• _What the task asks_
Copy each line of the following data that contains "header".

• _Records shown_
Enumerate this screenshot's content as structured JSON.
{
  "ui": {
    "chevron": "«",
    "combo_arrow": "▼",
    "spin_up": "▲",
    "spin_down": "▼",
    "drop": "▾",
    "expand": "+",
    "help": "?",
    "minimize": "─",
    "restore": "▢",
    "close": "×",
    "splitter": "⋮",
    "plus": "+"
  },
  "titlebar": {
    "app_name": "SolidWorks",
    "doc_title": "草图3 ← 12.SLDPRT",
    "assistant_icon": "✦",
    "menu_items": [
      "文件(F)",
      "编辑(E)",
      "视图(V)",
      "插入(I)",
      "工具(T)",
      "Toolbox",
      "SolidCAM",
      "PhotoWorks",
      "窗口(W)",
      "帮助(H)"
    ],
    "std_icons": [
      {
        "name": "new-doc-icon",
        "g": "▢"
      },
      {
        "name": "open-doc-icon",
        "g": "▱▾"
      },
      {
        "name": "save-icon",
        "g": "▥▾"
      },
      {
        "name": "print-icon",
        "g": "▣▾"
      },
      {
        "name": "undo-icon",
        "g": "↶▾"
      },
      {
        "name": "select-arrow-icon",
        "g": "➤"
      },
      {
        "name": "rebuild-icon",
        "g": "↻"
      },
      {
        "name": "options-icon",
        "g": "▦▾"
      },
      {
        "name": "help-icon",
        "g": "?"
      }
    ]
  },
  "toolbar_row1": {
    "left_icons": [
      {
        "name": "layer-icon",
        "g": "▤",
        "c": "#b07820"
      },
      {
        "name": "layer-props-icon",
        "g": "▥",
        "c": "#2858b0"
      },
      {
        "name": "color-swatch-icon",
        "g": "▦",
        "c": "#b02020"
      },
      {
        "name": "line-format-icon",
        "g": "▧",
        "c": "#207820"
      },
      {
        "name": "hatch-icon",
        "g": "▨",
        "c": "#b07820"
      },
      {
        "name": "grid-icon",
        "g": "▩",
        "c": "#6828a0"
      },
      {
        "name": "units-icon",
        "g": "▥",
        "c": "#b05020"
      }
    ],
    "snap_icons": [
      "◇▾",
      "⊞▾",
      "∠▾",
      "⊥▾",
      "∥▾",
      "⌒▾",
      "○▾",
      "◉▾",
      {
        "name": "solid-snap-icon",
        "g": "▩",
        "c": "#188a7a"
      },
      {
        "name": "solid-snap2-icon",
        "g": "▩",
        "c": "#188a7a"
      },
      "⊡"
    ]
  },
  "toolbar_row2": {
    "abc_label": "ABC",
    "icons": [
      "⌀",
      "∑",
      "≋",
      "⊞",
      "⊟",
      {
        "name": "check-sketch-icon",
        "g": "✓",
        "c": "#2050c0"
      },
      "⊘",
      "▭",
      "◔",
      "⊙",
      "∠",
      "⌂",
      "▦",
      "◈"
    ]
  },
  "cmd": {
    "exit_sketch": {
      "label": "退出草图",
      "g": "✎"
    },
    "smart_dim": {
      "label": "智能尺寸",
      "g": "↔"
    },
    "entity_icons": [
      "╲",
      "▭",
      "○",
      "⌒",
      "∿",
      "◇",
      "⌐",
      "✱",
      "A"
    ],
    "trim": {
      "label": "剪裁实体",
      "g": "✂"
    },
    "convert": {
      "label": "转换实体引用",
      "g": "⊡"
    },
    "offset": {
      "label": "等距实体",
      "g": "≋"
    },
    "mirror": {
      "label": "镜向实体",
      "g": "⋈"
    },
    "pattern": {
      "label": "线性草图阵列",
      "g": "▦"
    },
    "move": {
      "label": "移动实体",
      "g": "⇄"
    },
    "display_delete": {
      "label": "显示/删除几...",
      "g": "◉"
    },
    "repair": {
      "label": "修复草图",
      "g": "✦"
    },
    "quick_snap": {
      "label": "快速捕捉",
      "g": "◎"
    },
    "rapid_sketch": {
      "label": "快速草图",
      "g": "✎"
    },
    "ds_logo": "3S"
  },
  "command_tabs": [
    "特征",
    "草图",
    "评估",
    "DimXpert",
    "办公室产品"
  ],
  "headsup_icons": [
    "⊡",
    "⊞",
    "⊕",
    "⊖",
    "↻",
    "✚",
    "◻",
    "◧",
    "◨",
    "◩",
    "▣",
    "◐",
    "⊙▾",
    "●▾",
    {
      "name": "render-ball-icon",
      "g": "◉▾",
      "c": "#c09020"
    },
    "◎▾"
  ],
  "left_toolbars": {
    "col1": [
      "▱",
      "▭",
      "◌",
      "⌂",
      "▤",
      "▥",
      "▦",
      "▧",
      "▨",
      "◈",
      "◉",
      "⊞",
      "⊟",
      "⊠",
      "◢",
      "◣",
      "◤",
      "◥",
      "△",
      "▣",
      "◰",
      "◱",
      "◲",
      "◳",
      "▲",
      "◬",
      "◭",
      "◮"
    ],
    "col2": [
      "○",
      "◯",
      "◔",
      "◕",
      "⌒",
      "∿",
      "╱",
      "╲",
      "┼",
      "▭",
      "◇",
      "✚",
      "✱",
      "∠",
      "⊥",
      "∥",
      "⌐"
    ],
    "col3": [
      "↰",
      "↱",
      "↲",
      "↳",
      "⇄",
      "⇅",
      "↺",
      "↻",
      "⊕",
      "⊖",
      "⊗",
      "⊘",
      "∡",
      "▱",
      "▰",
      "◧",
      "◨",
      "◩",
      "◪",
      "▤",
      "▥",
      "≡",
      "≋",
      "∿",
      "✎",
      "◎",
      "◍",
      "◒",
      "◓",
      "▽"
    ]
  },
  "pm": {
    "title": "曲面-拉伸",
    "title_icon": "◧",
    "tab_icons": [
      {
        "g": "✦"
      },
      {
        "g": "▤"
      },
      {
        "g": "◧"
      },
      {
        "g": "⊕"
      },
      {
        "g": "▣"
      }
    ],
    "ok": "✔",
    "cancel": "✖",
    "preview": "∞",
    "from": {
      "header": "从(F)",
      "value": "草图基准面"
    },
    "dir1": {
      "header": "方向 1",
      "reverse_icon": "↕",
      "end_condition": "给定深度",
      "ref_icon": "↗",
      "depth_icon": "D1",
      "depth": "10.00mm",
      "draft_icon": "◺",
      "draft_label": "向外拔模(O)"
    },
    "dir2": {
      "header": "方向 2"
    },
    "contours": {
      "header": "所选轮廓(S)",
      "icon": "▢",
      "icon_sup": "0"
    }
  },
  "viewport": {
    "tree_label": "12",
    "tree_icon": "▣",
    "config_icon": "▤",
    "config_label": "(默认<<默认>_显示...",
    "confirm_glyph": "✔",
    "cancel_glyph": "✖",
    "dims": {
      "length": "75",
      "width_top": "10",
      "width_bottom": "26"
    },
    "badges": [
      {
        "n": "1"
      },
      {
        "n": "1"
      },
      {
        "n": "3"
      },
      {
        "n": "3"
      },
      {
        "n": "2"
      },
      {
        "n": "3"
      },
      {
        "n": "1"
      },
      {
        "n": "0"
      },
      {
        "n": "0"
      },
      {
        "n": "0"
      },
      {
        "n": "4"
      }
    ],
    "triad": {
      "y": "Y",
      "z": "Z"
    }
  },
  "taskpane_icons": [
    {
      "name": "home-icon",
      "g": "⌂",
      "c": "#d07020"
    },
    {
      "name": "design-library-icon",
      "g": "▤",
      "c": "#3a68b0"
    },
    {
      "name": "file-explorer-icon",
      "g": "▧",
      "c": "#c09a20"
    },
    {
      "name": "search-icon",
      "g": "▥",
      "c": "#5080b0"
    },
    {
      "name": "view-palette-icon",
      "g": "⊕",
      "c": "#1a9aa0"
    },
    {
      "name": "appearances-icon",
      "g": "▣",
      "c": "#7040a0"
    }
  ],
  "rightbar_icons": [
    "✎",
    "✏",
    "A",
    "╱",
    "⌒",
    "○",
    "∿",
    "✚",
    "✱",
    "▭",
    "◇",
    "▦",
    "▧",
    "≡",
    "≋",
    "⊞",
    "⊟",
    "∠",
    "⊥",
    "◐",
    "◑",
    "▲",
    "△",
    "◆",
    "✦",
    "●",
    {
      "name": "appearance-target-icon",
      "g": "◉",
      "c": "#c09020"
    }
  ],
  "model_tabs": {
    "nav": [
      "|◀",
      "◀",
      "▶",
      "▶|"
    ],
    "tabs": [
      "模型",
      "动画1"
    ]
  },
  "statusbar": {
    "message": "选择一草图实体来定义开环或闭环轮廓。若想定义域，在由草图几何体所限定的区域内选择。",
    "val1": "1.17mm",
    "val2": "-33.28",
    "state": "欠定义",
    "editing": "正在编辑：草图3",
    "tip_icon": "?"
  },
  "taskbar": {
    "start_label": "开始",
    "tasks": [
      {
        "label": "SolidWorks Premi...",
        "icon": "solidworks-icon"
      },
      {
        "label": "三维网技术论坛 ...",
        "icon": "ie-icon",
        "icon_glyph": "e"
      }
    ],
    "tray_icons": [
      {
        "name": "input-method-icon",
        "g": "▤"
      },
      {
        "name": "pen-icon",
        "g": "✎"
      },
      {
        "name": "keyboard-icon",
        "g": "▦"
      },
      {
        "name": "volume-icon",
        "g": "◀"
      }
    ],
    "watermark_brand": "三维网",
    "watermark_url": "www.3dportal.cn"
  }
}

• _Solution to this exercise_
      "header": "从(F)",
      "header": "方向 1",
      "header": "方向 2"
      "header": "所选轮廓(S)",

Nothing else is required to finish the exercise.